    The fact is that the public pay for this; although I don’t expect it to come to that, they have every right, should they wish, to decide to eventually not pay for it at all and leave us all scratching around for the private funding that exists, or shift the money only to government-owned institutes, whatever. If we want more money, sure, lobbying Congress is one way to do it (they are susceptible to it because universities are big employers and attract money and expertise into states and districts) but enthusing the public about the benefits of public funding of science research is a method that I don’t think is stressed enough or, at least, has not penetrated far enough into the public conscious. If specific claims about science funding, outside of headline issues like the very possibly oversold stem-cell research, became votewinners then we’d do better.

    I am with Stein on the NASA stuff. At nearly every one of the twice-weekly coffee meetings here we have discussions about the effect of Exploration on the NASA Science budget. More money would be great, but reducing the fear that the existing science funding will end up being spent on Moonbases or (most likely doomed) studies of Manned Missions to Mars, etc, would be a good step (and would also help solidify the community behind further exploration, I think). Of course, whether it comes to pass in practice is another matter (and if NSF and NASA could sing from the same sheet on, well, anything, that’d be great, like taking over planetary science at NAIC or agreeing to shared NVO-ish standards, etc).

  4. #4 Jonathan Vos Post
    April 26, 2007

    I’ve already been paid with your tax dollars to design Moon Bases, Mars Bases, and interstellar robotic probes.

    http://magicdragon.com/ComputerFutures/SpacePublications/210Ways.html

    Now the money is all gone, to Baghdad and elsewhere.

    I long-since spent all of mine on little things like mortgage, utilities, wife, and child. Now I’m looking for work. Hey, I know — time to write an unsolicited proposal for “high-risk, high-reward innovation acceleration research.”

    But which of my many speculative papers should I use in the proposal: the ones on imaginary rest mass particles violating conservation of momentum and leaving the brane, the ones on building fusion spoacecraft out of frozen hydrogen mixed with lithium foil and boron fibers, the one on the fine structure constant being encoded in the 20 standard human amino acids, the one on mapping all possible economic systems, the ones on quantum computing, the ones on nanotechnology?

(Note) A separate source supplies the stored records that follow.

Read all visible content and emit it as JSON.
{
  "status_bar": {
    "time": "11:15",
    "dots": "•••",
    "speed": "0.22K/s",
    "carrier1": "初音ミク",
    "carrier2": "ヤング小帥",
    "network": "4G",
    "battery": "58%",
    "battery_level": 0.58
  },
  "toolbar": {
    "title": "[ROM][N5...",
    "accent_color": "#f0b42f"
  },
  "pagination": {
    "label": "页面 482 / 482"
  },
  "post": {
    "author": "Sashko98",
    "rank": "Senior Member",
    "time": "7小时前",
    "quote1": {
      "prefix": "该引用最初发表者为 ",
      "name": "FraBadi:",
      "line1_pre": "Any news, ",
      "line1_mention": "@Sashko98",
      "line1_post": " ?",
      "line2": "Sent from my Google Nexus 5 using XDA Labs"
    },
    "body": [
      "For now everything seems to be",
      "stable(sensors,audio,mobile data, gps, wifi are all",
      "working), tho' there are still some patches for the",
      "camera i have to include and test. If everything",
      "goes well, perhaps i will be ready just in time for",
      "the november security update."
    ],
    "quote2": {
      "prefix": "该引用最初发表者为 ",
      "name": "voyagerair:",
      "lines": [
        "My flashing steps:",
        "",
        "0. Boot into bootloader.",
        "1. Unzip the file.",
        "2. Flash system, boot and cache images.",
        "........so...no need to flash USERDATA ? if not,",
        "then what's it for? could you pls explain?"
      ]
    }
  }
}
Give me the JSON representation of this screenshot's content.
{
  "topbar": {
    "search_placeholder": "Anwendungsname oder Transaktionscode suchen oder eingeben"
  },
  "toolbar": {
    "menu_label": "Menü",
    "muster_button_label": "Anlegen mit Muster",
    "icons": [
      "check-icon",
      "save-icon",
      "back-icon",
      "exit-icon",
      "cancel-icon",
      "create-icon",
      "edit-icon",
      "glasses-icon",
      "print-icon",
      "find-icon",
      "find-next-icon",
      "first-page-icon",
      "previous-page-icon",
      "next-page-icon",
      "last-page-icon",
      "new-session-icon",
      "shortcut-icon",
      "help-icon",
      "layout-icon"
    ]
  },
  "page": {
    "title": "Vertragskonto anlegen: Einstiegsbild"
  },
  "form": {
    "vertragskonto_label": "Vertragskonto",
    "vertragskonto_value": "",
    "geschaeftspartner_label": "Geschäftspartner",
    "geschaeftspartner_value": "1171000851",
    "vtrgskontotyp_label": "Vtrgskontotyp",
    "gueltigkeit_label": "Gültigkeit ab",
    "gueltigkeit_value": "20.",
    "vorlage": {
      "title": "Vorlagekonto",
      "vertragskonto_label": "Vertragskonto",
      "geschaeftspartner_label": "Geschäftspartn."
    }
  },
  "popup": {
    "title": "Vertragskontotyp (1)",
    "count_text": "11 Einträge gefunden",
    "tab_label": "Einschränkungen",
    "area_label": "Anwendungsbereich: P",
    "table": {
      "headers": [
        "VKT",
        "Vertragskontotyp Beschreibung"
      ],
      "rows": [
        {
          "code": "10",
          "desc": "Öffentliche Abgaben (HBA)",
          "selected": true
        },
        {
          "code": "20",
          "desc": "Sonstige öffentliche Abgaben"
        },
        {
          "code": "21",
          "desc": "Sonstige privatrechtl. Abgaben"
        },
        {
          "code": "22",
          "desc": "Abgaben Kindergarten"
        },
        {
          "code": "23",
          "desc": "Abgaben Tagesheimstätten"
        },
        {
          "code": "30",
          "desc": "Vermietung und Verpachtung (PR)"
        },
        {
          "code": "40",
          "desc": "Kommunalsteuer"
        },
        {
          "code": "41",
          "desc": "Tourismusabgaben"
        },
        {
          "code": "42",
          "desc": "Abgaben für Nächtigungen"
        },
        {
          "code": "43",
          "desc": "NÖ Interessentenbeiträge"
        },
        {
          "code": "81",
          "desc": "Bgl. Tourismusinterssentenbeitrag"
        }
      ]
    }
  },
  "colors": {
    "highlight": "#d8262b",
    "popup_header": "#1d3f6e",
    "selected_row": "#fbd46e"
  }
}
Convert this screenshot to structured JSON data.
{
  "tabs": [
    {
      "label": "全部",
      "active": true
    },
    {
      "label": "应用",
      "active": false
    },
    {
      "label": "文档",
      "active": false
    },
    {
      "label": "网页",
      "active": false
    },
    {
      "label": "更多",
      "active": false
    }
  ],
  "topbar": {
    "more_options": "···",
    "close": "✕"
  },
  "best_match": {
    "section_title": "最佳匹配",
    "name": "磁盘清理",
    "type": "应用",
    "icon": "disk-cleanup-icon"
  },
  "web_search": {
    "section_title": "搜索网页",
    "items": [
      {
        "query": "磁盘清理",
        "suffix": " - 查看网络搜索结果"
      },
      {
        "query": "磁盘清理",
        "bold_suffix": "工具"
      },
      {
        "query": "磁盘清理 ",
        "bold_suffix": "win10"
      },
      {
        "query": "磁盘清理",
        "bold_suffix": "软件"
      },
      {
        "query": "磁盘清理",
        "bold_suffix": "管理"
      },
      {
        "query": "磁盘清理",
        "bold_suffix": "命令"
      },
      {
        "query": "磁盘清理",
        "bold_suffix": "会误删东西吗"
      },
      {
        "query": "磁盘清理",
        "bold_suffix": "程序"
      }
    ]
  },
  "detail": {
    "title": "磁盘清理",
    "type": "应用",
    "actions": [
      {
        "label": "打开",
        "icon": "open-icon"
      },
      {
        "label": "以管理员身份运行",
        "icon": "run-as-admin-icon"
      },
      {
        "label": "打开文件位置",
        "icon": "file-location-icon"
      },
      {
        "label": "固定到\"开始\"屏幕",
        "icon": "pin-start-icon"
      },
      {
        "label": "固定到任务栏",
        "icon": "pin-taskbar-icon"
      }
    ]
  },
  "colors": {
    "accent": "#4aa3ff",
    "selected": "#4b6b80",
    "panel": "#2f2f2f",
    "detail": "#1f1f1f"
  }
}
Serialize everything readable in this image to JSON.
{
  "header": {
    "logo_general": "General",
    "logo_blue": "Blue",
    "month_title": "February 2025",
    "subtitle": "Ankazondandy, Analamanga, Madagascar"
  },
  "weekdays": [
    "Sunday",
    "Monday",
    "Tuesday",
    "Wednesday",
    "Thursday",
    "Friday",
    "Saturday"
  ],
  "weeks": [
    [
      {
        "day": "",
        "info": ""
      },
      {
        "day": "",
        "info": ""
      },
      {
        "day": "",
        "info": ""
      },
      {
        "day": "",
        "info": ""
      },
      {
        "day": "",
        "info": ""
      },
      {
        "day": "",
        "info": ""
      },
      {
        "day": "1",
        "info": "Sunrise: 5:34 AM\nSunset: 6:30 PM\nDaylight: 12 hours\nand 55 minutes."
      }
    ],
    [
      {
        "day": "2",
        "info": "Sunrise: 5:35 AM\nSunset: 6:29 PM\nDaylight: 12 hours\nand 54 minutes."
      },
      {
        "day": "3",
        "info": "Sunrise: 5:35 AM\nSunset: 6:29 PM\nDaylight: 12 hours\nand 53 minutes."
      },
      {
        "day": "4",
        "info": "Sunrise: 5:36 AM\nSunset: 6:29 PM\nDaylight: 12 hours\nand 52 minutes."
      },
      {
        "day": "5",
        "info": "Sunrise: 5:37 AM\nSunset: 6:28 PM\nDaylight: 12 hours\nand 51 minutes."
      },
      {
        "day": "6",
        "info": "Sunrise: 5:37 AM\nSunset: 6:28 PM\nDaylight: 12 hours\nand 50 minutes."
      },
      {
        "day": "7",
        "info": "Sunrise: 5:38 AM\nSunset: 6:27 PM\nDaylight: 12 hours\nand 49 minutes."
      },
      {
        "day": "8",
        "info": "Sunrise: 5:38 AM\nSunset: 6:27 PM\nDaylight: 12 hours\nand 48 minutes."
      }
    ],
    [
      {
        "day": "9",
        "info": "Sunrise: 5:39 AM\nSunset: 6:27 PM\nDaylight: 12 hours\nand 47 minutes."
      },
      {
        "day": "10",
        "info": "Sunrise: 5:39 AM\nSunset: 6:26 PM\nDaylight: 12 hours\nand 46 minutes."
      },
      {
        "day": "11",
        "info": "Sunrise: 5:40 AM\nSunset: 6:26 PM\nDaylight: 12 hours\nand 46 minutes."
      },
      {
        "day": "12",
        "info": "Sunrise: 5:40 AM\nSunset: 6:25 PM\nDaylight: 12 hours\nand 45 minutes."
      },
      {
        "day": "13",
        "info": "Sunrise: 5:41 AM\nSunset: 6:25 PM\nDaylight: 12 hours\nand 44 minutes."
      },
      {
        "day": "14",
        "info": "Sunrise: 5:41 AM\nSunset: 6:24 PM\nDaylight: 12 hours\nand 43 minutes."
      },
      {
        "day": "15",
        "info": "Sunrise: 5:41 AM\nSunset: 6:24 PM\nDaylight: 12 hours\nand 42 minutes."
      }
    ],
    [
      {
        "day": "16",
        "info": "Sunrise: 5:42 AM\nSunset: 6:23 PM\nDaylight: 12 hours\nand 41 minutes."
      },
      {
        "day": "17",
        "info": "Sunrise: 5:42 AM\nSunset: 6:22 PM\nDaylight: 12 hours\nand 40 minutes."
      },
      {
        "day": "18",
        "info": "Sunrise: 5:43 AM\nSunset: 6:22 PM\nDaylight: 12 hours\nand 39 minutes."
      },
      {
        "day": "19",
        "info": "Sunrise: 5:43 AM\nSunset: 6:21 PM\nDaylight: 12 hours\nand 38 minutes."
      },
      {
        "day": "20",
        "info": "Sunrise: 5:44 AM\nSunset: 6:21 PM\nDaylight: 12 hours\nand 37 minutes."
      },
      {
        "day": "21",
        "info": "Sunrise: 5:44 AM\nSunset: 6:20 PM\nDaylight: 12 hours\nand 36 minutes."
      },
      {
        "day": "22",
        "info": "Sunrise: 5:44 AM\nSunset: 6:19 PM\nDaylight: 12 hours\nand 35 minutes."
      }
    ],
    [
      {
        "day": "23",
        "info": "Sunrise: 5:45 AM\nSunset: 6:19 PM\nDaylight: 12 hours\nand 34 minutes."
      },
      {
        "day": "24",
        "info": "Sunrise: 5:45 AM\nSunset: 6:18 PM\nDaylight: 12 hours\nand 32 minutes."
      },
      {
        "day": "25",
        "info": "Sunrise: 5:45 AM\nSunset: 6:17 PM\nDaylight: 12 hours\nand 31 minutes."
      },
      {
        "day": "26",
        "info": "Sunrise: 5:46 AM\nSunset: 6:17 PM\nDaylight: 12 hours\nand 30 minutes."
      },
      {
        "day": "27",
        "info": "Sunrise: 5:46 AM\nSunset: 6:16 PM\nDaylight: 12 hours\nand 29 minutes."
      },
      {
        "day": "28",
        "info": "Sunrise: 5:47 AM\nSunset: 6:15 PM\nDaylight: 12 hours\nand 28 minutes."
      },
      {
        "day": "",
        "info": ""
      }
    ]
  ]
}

    Maybe something about the Kryptonite that they found in that Serbian mine? Obviously that was White Kryptonite; we need to search for Green Kryptonite, Red Kryptonite, and Bizarro Kryptonite.

    You want your high risk? I got your high risk right here.

    What a golden opportunity for science fiction authors who can write proposals with a straight face. Oh, Greg Bear, about that Big Dumb Object in EON….

  5. #5 a cornellian
    April 26, 2007

    halfnium!